EXERCISE DIRECTIONS:
Look through the data below and, wherever a line carries the word "JSON", please copy that line.
:: MATERIAL FOR THE TASK ::
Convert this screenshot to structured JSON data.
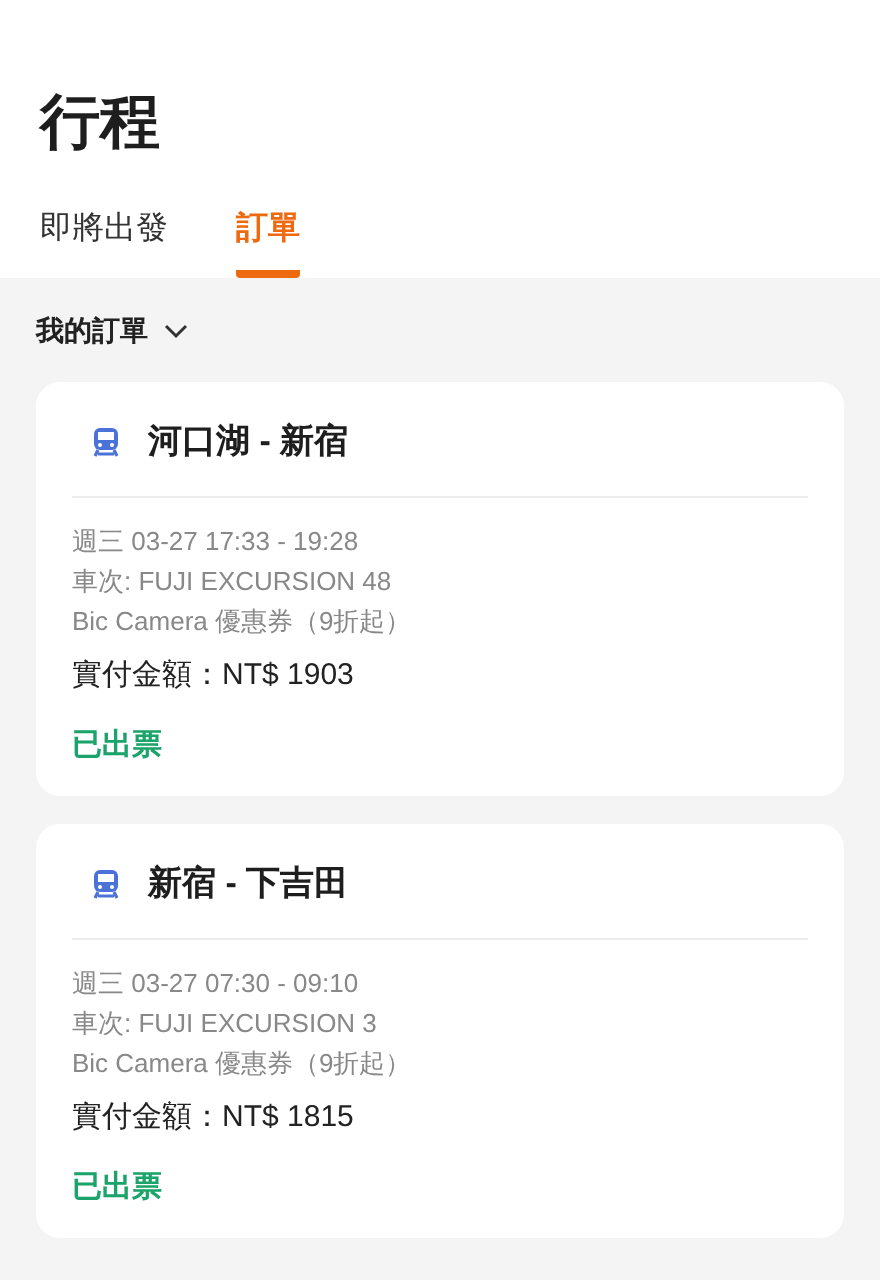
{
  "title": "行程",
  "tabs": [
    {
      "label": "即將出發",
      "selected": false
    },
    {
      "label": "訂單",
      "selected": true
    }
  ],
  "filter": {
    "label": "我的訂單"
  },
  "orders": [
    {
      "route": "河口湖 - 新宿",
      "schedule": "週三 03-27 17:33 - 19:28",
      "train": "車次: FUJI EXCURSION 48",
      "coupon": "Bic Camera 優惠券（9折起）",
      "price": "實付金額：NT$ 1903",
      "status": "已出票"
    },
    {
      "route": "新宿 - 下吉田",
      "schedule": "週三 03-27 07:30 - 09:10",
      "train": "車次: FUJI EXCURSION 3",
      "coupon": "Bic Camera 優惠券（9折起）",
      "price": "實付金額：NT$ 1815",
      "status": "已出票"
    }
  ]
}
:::
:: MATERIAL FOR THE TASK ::
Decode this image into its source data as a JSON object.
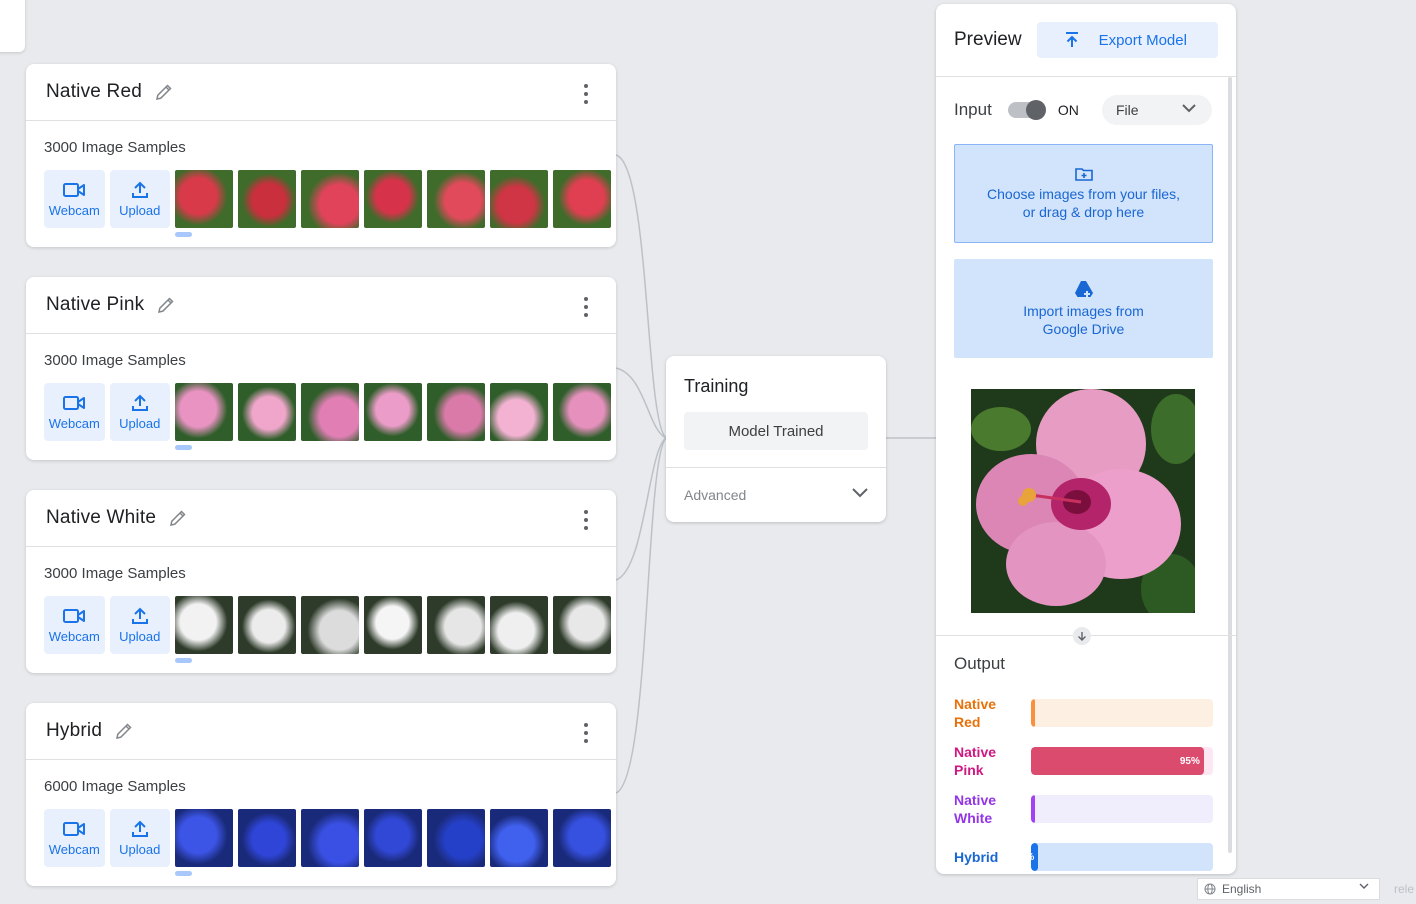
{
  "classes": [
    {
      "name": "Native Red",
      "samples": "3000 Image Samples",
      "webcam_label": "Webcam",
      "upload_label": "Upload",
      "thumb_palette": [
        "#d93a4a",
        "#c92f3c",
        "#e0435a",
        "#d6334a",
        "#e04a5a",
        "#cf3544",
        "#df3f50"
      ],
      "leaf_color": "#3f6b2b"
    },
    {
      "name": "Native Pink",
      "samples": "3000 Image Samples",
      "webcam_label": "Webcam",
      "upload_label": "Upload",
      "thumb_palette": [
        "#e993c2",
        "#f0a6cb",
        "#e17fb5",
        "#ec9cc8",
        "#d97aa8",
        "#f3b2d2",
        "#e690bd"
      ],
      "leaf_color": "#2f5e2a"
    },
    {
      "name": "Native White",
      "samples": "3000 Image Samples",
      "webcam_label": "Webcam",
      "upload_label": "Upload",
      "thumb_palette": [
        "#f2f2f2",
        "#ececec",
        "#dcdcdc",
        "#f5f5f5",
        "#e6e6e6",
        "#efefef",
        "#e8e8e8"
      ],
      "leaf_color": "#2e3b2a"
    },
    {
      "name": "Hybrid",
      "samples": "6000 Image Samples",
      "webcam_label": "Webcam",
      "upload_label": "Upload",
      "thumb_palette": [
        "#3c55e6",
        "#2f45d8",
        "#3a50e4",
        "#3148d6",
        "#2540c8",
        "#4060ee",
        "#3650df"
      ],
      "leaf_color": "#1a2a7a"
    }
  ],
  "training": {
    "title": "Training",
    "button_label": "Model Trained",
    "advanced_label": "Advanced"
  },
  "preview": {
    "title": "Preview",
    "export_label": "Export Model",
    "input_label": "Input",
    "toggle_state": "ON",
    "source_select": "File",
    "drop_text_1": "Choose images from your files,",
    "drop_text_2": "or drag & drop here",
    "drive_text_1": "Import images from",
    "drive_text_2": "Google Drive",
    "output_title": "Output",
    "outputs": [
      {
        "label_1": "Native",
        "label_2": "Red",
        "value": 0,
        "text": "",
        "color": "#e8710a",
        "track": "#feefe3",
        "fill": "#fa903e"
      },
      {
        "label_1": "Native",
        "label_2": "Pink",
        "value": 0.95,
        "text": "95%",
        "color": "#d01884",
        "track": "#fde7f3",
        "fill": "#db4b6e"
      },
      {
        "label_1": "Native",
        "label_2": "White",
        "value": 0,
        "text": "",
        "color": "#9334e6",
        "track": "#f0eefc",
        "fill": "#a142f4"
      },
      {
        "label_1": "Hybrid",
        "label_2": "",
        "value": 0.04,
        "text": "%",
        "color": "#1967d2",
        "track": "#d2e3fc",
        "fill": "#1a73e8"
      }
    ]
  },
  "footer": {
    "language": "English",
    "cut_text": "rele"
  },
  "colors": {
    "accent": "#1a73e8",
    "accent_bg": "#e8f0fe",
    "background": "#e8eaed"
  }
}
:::
EXERCISE RESULT:
Convert this screenshot to structured JSON data.
Decode this image into its source data as a JSON object.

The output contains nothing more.